(Dataset rows describing interfaces)
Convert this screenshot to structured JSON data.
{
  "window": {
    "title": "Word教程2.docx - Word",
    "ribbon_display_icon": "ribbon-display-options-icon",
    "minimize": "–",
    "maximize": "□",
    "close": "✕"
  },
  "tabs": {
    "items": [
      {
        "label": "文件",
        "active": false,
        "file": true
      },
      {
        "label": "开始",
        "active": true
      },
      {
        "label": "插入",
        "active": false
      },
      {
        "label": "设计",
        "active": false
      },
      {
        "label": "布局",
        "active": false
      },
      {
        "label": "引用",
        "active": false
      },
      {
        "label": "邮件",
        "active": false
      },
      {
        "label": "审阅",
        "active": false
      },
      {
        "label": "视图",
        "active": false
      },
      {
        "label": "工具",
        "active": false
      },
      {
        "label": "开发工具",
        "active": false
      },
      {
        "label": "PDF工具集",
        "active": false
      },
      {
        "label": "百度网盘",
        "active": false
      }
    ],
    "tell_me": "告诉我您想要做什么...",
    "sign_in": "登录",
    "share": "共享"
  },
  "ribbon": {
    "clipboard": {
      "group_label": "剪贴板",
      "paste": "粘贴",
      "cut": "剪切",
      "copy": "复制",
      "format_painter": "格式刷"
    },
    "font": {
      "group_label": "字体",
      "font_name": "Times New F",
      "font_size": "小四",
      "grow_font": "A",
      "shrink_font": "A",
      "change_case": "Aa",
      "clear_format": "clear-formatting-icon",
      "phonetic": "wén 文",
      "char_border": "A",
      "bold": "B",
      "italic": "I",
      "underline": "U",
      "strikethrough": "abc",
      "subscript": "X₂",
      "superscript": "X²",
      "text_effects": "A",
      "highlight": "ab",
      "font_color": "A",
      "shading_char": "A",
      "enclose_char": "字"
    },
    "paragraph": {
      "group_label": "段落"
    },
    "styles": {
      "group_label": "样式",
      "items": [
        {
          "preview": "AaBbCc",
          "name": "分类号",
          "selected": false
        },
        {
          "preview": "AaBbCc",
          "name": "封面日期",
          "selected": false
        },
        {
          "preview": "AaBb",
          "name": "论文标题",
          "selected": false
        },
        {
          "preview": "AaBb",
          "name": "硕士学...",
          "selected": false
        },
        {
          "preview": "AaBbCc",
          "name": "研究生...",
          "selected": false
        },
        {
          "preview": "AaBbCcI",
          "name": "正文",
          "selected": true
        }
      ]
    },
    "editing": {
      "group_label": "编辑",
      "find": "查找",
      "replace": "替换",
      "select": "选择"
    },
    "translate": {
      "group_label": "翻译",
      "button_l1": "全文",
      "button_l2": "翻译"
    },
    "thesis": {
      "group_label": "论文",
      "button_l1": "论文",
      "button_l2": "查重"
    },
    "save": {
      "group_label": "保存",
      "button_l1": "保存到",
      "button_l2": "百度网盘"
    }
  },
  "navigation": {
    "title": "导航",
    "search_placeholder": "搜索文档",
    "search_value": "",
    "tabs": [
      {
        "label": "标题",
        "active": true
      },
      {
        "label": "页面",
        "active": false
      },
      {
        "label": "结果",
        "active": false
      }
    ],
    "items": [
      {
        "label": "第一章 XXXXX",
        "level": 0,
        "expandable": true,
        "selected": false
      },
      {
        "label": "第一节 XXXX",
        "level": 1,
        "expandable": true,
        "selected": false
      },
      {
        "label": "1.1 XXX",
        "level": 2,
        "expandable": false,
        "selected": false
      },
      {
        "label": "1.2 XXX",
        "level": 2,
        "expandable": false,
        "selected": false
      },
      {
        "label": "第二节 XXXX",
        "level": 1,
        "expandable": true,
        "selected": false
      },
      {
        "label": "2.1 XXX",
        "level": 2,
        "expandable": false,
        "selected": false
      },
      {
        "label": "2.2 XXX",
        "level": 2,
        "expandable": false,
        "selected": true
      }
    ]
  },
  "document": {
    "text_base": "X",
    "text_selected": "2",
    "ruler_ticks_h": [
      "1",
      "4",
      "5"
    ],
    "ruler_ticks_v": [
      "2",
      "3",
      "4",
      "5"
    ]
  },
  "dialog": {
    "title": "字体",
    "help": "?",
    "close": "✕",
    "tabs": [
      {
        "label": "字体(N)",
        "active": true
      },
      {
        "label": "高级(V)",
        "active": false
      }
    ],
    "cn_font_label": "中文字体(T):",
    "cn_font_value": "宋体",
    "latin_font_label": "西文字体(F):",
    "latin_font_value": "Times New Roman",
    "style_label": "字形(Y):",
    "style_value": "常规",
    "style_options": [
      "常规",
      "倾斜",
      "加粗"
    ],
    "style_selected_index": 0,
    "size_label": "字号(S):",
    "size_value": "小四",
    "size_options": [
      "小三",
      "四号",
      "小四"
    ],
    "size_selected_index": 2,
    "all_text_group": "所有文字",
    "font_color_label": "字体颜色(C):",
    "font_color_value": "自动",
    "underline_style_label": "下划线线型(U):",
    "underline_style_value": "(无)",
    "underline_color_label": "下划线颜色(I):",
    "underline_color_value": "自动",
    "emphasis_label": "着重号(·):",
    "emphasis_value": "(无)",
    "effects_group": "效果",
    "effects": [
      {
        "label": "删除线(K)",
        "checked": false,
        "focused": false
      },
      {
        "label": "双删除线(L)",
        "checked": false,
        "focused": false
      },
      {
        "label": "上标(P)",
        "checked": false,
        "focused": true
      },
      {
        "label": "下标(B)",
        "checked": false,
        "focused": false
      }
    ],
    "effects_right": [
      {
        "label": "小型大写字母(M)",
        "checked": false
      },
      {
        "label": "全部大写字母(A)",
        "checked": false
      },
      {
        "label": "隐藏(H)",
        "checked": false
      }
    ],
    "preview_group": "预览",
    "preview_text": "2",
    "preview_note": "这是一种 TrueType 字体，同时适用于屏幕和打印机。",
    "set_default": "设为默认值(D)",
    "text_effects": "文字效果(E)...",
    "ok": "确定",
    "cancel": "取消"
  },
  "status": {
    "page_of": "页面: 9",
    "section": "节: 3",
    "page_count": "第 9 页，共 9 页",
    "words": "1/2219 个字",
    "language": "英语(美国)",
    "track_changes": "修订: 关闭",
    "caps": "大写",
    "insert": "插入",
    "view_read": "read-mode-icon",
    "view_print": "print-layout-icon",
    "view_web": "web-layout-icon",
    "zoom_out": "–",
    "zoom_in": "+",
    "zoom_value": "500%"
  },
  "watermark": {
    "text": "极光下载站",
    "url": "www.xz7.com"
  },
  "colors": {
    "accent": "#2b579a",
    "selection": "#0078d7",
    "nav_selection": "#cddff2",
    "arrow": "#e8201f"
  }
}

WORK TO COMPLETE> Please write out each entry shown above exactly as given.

TASK RESULT>
Convert this screenshot to structured JSON data.
{
  "window": {
    "title": "Word教程2.docx - Word",
    "ribbon_display_icon": "ribbon-display-options-icon",
    "minimize": "–",
    "maximize": "□",
    "close": "✕"
  },
  "tabs": {
    "items": [
      {
        "label": "文件",
        "active": false,
        "file": true
      },
      {
        "label": "开始",
        "active": true
      },
      {
        "label": "插入",
        "active": false
      },
      {
        "label": "设计",
        "active": false
      },
      {
        "label": "布局",
        "active": false
      },
      {
        "label": "引用",
        "active": false
      },
      {
        "label": "邮件",
        "active": false
      },
      {
        "label": "审阅",
        "active": false
      },
      {
        "label": "视图",
        "active": false
      },
      {
        "label": "工具",
        "active": false
      },
      {
        "label": "开发工具",
        "active": false
      },
      {
        "label": "PDF工具集",
        "active": false
      },
      {
        "label": "百度网盘",
        "active": false
      }
    ],
    "tell_me": "告诉我您想要做什么...",
    "sign_in": "登录",
    "share": "共享"
  },
  "ribbon": {
    "clipboard": {
      "group_label": "剪贴板",
      "paste": "粘贴",
      "cut": "剪切",
      "copy": "复制",
      "format_painter": "格式刷"
    },
    "font": {
      "group_label": "字体",
      "font_name": "Times New F",
      "font_size": "小四",
      "grow_font": "A",
      "shrink_font": "A",
      "change_case": "Aa",
      "clear_format": "clear-formatting-icon",
      "phonetic": "wén 文",
      "char_border": "A",
      "bold": "B",
      "italic": "I",
      "underline": "U",
      "strikethrough": "abc",
      "subscript": "X₂",
      "superscript": "X²",
      "text_effects": "A",
      "highlight": "ab",
      "font_color": "A",
      "shading_char": "A",
      "enclose_char": "字"
    },
    "paragraph": {
      "group_label": "段落"
    },
    "styles": {
      "group_label": "样式",
      "items": [
        {
          "preview": "AaBbCc",
          "name": "分类号",
          "selected": false
        },
        {
          "preview": "AaBbCc",
          "name": "封面日期",
          "selected": false
        },
        {
          "preview": "AaBb",
          "name": "论文标题",
          "selected": false
        },
        {
          "preview": "AaBb",
          "name": "硕士学...",
          "selected": false
        },
        {
          "preview": "AaBbCc",
          "name": "研究生...",
          "selected": false
        },
        {
          "preview": "AaBbCcI",
          "name": "正文",
          "selected": true
        }
      ]
    },
    "editing": {
      "group_label": "编辑",
      "find": "查找",
      "replace": "替换",
      "select": "选择"
    },
    "translate": {
      "group_label": "翻译",
      "button_l1": "全文",
      "button_l2": "翻译"
    },
    "thesis": {
      "group_label": "论文",
      "button_l1": "论文",
      "button_l2": "查重"
    },
    "save": {
      "group_label": "保存",
      "button_l1": "保存到",
      "button_l2": "百度网盘"
    }
  },
  "navigation": {
    "title": "导航",
    "search_placeholder": "搜索文档",
    "search_value": "",
    "tabs": [
      {
        "label": "标题",
        "active": true
      },
      {
        "label": "页面",
        "active": false
      },
      {
        "label": "结果",
        "active": false
      }
    ],
    "items": [
      {
        "label": "第一章 XXXXX",
        "level": 0,
        "expandable": true,
        "selected": false
      },
      {
        "label": "第一节 XXXX",
        "level": 1,
        "expandable": true,
        "selected": false
      },
      {
        "label": "1.1 XXX",
        "level": 2,
        "expandable": false,
        "selected": false
      },
      {
        "label": "1.2 XXX",
        "level": 2,
        "expandable": false,
        "selected": false
      },
      {
        "label": "第二节 XXXX",
        "level": 1,
        "expandable": true,
        "selected": false
      },
      {
        "label": "2.1 XXX",
        "level": 2,
        "expandable": false,
        "selected": false
      },
      {
        "label": "2.2 XXX",
        "level": 2,
        "expandable": false,
        "selected": true
      }
    ]
  },
  "document": {
    "text_base": "X",
    "text_selected": "2",
    "ruler_ticks_h": [
      "1",
      "4",
      "5"
    ],
    "ruler_ticks_v": [
      "2",
      "3",
      "4",
      "5"
    ]
  },
  "dialog": {
    "title": "字体",
    "help": "?",
    "close": "✕",
    "tabs": [
      {
        "label": "字体(N)",
        "active": true
      },
      {
        "label": "高级(V)",
        "active": false
      }
    ],
    "cn_font_label": "中文字体(T):",
    "cn_font_value": "宋体",
    "latin_font_label": "西文字体(F):",
    "latin_font_value": "Times New Roman",
    "style_label": "字形(Y):",
    "style_value": "常规",
    "style_options": [
      "常规",
      "倾斜",
      "加粗"
    ],
    "style_selected_index": 0,
    "size_label": "字号(S):",
    "size_value": "小四",
    "size_options": [
      "小三",
      "四号",
      "小四"
    ],
    "size_selected_index": 2,
    "all_text_group": "所有文字",
    "font_color_label": "字体颜色(C):",
    "font_color_value": "自动",
    "underline_style_label": "下划线线型(U):",
    "underline_style_value": "(无)",
    "underline_color_label": "下划线颜色(I):",
    "underline_color_value": "自动",
    "emphasis_label": "着重号(·):",
    "emphasis_value": "(无)",
    "effects_group": "效果",
    "effects": [
      {
        "label": "删除线(K)",
        "checked": false,
        "focused": false
      },
      {
        "label": "双删除线(L)",
        "checked": false,
        "focused": false
      },
      {
        "label": "上标(P)",
        "checked": false,
        "focused": true
      },
      {
        "label": "下标(B)",
        "checked": false,
        "focused": false
      }
    ],
    "effects_right": [
      {
        "label": "小型大写字母(M)",
        "checked": false
      },
      {
        "label": "全部大写字母(A)",
        "checked": false
      },
      {
        "label": "隐藏(H)",
        "checked": false
      }
    ],
    "preview_group": "预览",
    "preview_text": "2",
    "preview_note": "这是一种 TrueType 字体，同时适用于屏幕和打印机。",
    "set_default": "设为默认值(D)",
    "text_effects": "文字效果(E)...",
    "ok": "确定",
    "cancel": "取消"
  },
  "status": {
    "page_of": "页面: 9",
    "section": "节: 3",
    "page_count": "第 9 页，共 9 页",
    "words": "1/2219 个字",
    "language": "英语(美国)",
    "track_changes": "修订: 关闭",
    "caps": "大写",
    "insert": "插入",
    "view_read": "read-mode-icon",
    "view_print": "print-layout-icon",
    "view_web": "web-layout-icon",
    "zoom_out": "–",
    "zoom_in": "+",
    "zoom_value": "500%"
  },
  "watermark": {
    "text": "极光下载站",
    "url": "www.xz7.com"
  },
  "colors": {
    "accent": "#2b579a",
    "selection": "#0078d7",
    "nav_selection": "#cddff2",
    "arrow": "#e8201f"
  }
}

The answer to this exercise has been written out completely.